Aside from hardware you’ll want to be sure you have the right video codec installed (I prefer DivX or Xvid for space reasons but H.264 and MPeg2 work fine too) and a video editing suite to meet your needs. Luckily, Microsoft includes Windows Movie Maker in recent versions of its operating system for free and many capture solutions include editing software. Mac users, well you have iMovie handy too.
Step 2: Connecting your Console
How you connect your console really depends on the way you choose to record PS3 gameplay. All three consoles offer the ability to output video using analog methods but digital/HDMI is much more crisp with the appropriate cables. Consult the instructions for your capture solution to ensure you have everything properly connected.
When using a HDMI solution you will simply connect the HDMI cable out from the console into the card. Whether you use analog or digital video you also need to connect the audio output from your console if you indend to save sound from your PS3 gameplay session. Even though HDMI provides an audio feed most capture solutions do not record audio and video at the same time. You should connect your console sound up to the input on your computer’s sound card instead.
Step 3: Capturing Video & Audio
Once you have the necessary connections between the console and the PC, you will need to open the capture software you intend to use and make sure that the input devices are properly selected.
Recording PS3 gameplay audio and video is more than simply pushing record in the software and playing a game. Properly configuring your capture software will ensure you get the best video and that it stays in synch with the recorded audio. Most recording software will allow you to change the encoding type and if you do not plan on editing the video later you can choose a codec like Divx which is highly compressed and efficient.
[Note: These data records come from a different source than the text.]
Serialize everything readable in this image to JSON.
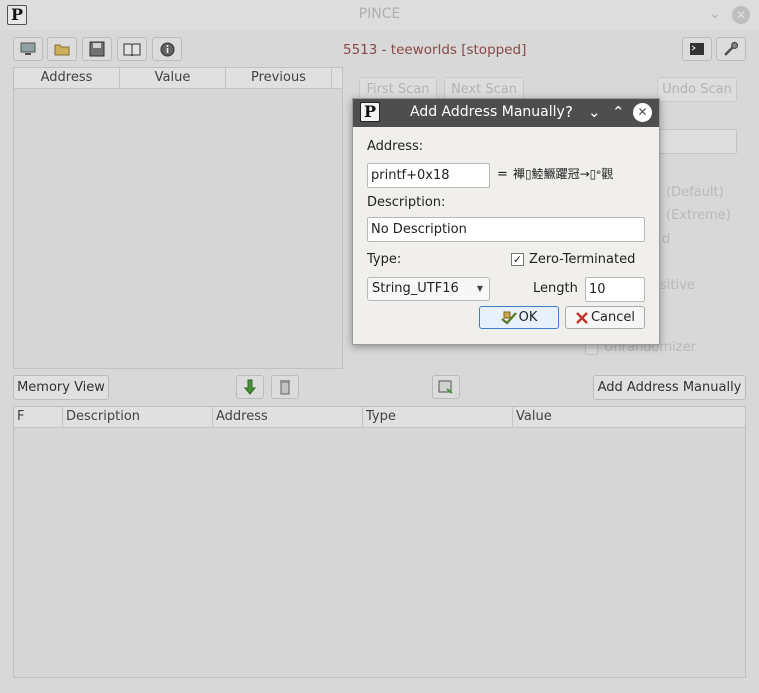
{
  "window": {
    "title": "PINCE",
    "process_title": "5513 - teeworlds  [stopped]"
  },
  "toolbar": {
    "icons": [
      "computer-icon",
      "folder-icon",
      "save-icon",
      "book-icon",
      "info-icon",
      "terminal-icon",
      "wrench-icon"
    ]
  },
  "scan_table": {
    "columns": [
      "Address",
      "Value",
      "Previous"
    ]
  },
  "scan_buttons": {
    "first_scan": "First Scan",
    "next_scan": "Next Scan",
    "undo_scan": "Undo Scan"
  },
  "scan_options": {
    "default": "(Default)",
    "extreme": "(Extreme)",
    "partial_d": "d",
    "partial_sitive": "sitive",
    "unrandomizer": "Unrandomizer"
  },
  "bottom_bar": {
    "memory_view": "Memory View",
    "add_manually": "Add Address Manually"
  },
  "address_table": {
    "columns": [
      "F",
      "Description",
      "Address",
      "Type",
      "Value"
    ]
  },
  "dialog": {
    "title": "Add Address Manually",
    "controls": {
      "help": "?",
      "minimize": "⌄",
      "maximize": "⌃",
      "close": "✕"
    },
    "address_label": "Address:",
    "address_value": "printf+0x18",
    "equals": "=",
    "address_result": "襌▯鯥鱖躣冠→▯ᵉ觀",
    "description_label": "Description:",
    "description_value": "No Description",
    "type_label": "Type:",
    "zero_terminated_label": "Zero-Terminated",
    "zero_terminated_checked": true,
    "type_value": "String_UTF16",
    "length_label": "Length",
    "length_value": "10",
    "ok_label": "OK",
    "cancel_label": "Cancel"
  },
  "colors": {
    "dialog_title_bg": "#4e4e4e",
    "process_title": "#8f4b4b",
    "default_button_border": "#3d7dc7"
  }
}
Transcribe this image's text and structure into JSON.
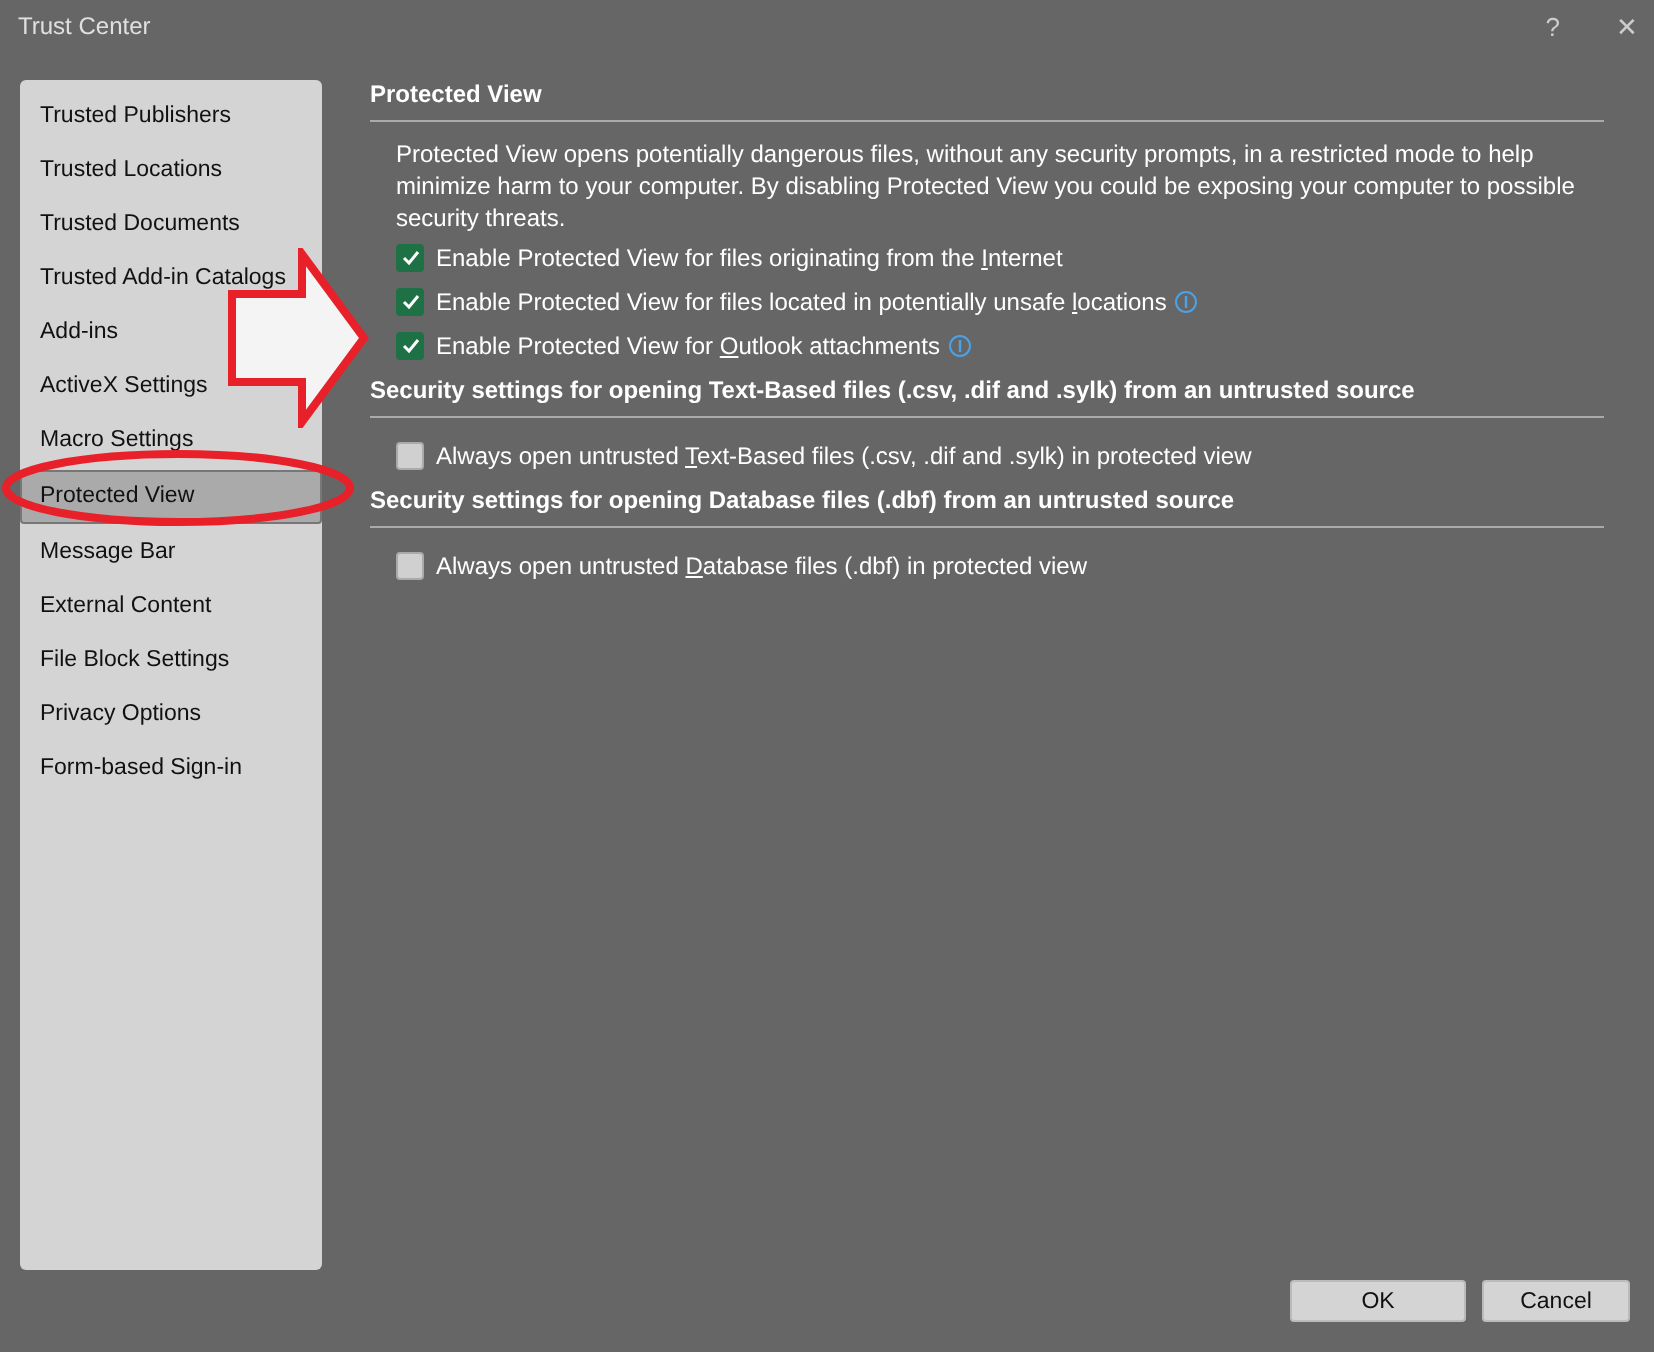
{
  "window": {
    "title": "Trust Center",
    "help": "?",
    "close": "✕"
  },
  "sidebar": {
    "items": [
      {
        "label": "Trusted Publishers",
        "selected": false
      },
      {
        "label": "Trusted Locations",
        "selected": false
      },
      {
        "label": "Trusted Documents",
        "selected": false
      },
      {
        "label": "Trusted Add-in Catalogs",
        "selected": false
      },
      {
        "label": "Add-ins",
        "selected": false
      },
      {
        "label": "ActiveX Settings",
        "selected": false
      },
      {
        "label": "Macro Settings",
        "selected": false
      },
      {
        "label": "Protected View",
        "selected": true
      },
      {
        "label": "Message Bar",
        "selected": false
      },
      {
        "label": "External Content",
        "selected": false
      },
      {
        "label": "File Block Settings",
        "selected": false
      },
      {
        "label": "Privacy Options",
        "selected": false
      },
      {
        "label": "Form-based Sign-in",
        "selected": false
      }
    ]
  },
  "sections": [
    {
      "heading": "Protected View",
      "description": "Protected View opens potentially dangerous files, without any security prompts, in a restricted mode to help minimize harm to your computer. By disabling Protected View you could be exposing your computer to possible security threats.",
      "options": [
        {
          "before": "Enable Protected View for files originating from the ",
          "key": "I",
          "after": "nternet",
          "checked": true,
          "info": false
        },
        {
          "before": "Enable Protected View for files located in potentially unsafe ",
          "key": "l",
          "after": "ocations",
          "checked": true,
          "info": true
        },
        {
          "before": "Enable Protected View for ",
          "key": "O",
          "after": "utlook attachments",
          "checked": true,
          "info": true
        }
      ]
    },
    {
      "heading": "Security settings for opening Text-Based files (.csv, .dif and .sylk) from an untrusted source",
      "options": [
        {
          "before": "Always open untrusted ",
          "key": "T",
          "after": "ext-Based files (.csv, .dif and .sylk) in protected view",
          "checked": false,
          "info": false
        }
      ]
    },
    {
      "heading": "Security settings for opening Database files (.dbf) from an untrusted source",
      "options": [
        {
          "before": "Always open untrusted ",
          "key": "D",
          "after": "atabase files (.dbf) in protected view",
          "checked": false,
          "info": false
        }
      ]
    }
  ],
  "buttons": [
    "OK",
    "Cancel"
  ]
}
If you intend to edit your software, it is best to choose a lossless or uncompressed video type like AVI for the initial recording of PS3 gameplay. AVI files are large but they maintain their quality well and are not subject to a lot of video artifacts like other compressed codecs. For audio I recommend using AC3 for a compressed capture or Wav for raw/to be edited sound.
Step 4: Editing Your Footage
Once you have your raw recorded PS3 gameplay, you might want to edit or enhance it. Most video editing suites, even free ones like iMovie and Windows Movie Maker allow users to edit video on a timeline and insert titles and transitions. Be sure you cut out any preparatory footage and trim the video down to make it more effective. For help editing using Windows Movie Maker you can click here.
The process of timeline editing and enhancement can move quickly but you’ll want:
- High speed hard drives
- Lots of computing power to actually do the final rendering of your videos.
Video editing and conversion is more taxing than running Crysis on the highest settings and not every gaming system is manly enought to handle the job. Make sure you are only running absolutely necessary programs and processes when editing.
It’s a good idea to edit only after a clean boot of your system so nothing is lingering in your computer’s RAM. Windows often forgets to reclaim RAM space over time.
Step 5: Sharing The Results
You’ve finally finished recording your HD PS3 gameplay masterpiece.. now what?
Well, there are a number of game-centric websites where you can share your recorded HD PS3 gameplay movies on the Internet. The most popular is YouTube, but maybe we’re biased here at FileFront because we think this site might be the perfect place for you to host and share your HD PS3 gameplay video content.